  • [Show abstract] [Hide abstract]
    ABSTRACT: Global-scale atmospheric circulations illustrate with outstanding clarity one of the grand themes in physics: the organization of chaotic fluctuations in complex dynamical systems, with nontrivial, persistent mean effects. This is a theme recognized as important not just for classical textbook cases like molecular gas kinetics but also for an increasingly wide range of dynamical systems with large phase spaces, not in simple statistical-mechanical equilibrium or near-equilibrium. In the case of the atmosphere, the organization of fluctuations is principally due to three wave-propagation mechanisms or quasi-elasticities: gravity/buoyancy, inertia/Coriolis, and Rossby/vortical. These enter the fluctuation dynamics along with various forms of highly inhomogeneous turbulence, giving rise to a “wave-turbulence jigsaw puzzle” in which the spatial inhomogeneity—characteristic of “wave-breaking” understood in a suitably generalized sense-exhibits phase coherence and is an essential, leading-order feature as illustrated, also, by the visible surf zones near ocean beaches. Such inhomogeneity is outside the scope of classical turbulence theory, which assumes spatial statistical homogeneity or small departures therefrom. The wave mechanisms induce systematic correlations between fluctuating fields, giving rise to mean fluxes or transports of momentum quite different from those found in gas kinetics or in classical turbulence theory. Wave-induced momentum transport is a long-range process, effective over distances far exceeding the fluctuating material displacements or “mixing lengths” characteristic of the fluid motion itself. Such momentum transport, moreover, often has an “anti-frictional” character, driving the system away from solid rotation, not toward it, as underlined most plainly by the existence of the stratospheric quasi-biennial oscillation (QBO) and its laboratory couunterparts.Wave-induced momentum transport drives the Coriolis-mediated “gyroscopic pumping” of meridional circulations against radiative relaxation, as illustrated by the Murgatroyd-Singleton mesospheric circulation and the Brewer-Dobson (misnamed Hadley) stratospheric circulation. The Brewer-Dobson can be contrasted with the convectively driven tropospheric Hadley circulation and with the oceans' thermohaline circulation. The ocean is an opposite extreme case in the sense that radiative relaxation has no counterpart. If the stratosphere is compared to a tape recorder whose motor is the gyroscopic pump and whose recording head is the tropical tropopause with its seasonal water-vapour signal, then the distribution of radiative-equilibrium temperatures across the tropics may be compared to the guidance wheels influencing the upward path of the tape.

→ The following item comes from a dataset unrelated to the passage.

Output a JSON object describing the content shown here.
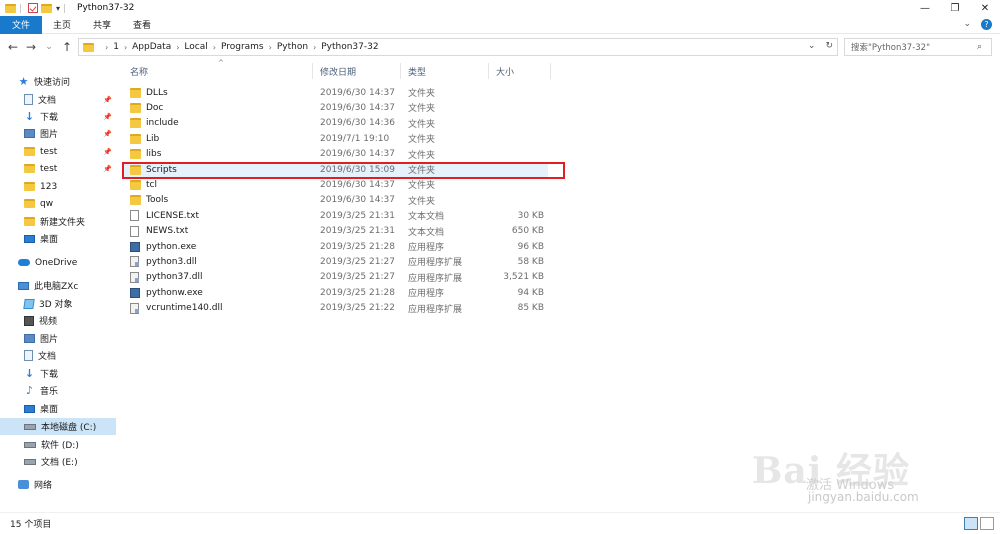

In other words, solar heating does not drive the tropical stratospheric upwelling, but does influence the way in which the upwelling mass flux demanded by the wave-driven pumping is distributed across the tropics. Because the tropical mean circulation problem is nonlinear, one cannot think of the tropical part of the circulation as a linear superposition of thermally and mechanically driven “contributions”.Insights into the dynamics of atmospheric circulations have recently led to a breakthrough in an astrophysical problem, that of understanding the differential rotation, meridional circulation, and helium distribution within the sun, with strong implications for helioseismic inversion and the so-called lithium and beryllium problems. This is an example of meteorological understanding informing solar and stellar physics.
Show more